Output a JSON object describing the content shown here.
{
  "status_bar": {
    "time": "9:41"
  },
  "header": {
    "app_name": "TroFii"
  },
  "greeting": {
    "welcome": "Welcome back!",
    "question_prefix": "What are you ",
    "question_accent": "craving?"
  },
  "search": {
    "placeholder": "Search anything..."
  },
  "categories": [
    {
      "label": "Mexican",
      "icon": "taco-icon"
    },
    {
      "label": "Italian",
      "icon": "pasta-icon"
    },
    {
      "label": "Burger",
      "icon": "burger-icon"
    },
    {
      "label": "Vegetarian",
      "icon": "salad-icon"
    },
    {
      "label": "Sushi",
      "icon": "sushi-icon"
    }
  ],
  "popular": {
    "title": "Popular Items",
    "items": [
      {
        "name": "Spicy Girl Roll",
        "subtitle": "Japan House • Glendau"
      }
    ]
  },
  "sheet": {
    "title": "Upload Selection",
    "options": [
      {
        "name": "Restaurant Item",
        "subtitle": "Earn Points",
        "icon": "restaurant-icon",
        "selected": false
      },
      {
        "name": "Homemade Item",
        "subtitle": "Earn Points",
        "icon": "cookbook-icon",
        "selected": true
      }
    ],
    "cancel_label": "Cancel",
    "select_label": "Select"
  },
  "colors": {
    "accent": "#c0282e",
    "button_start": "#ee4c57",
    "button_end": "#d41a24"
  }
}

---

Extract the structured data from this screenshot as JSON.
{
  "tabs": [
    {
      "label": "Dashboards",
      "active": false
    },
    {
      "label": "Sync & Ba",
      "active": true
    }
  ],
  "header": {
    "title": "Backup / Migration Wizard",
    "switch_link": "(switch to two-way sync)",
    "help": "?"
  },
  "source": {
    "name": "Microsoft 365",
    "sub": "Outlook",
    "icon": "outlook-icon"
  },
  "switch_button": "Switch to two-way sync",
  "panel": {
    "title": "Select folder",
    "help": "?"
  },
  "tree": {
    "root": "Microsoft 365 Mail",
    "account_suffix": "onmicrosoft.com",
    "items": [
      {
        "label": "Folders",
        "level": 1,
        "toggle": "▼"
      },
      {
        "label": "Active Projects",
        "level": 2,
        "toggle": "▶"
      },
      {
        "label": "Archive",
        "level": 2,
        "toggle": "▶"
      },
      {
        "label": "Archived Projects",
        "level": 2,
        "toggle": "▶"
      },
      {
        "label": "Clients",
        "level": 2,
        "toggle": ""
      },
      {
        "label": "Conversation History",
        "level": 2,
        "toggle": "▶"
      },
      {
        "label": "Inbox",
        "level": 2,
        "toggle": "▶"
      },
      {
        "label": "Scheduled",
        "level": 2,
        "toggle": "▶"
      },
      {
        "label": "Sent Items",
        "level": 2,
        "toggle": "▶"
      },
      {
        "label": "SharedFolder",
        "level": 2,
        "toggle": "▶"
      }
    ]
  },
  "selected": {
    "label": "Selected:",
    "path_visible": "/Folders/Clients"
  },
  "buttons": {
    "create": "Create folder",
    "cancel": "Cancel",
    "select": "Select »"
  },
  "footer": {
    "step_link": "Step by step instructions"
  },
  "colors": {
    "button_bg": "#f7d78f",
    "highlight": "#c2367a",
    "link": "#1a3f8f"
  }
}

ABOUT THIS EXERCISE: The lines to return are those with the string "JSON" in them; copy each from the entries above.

YOUR SOLUTION:
Output a JSON object describing the content shown here.
Extract the structured data from this screenshot as JSON.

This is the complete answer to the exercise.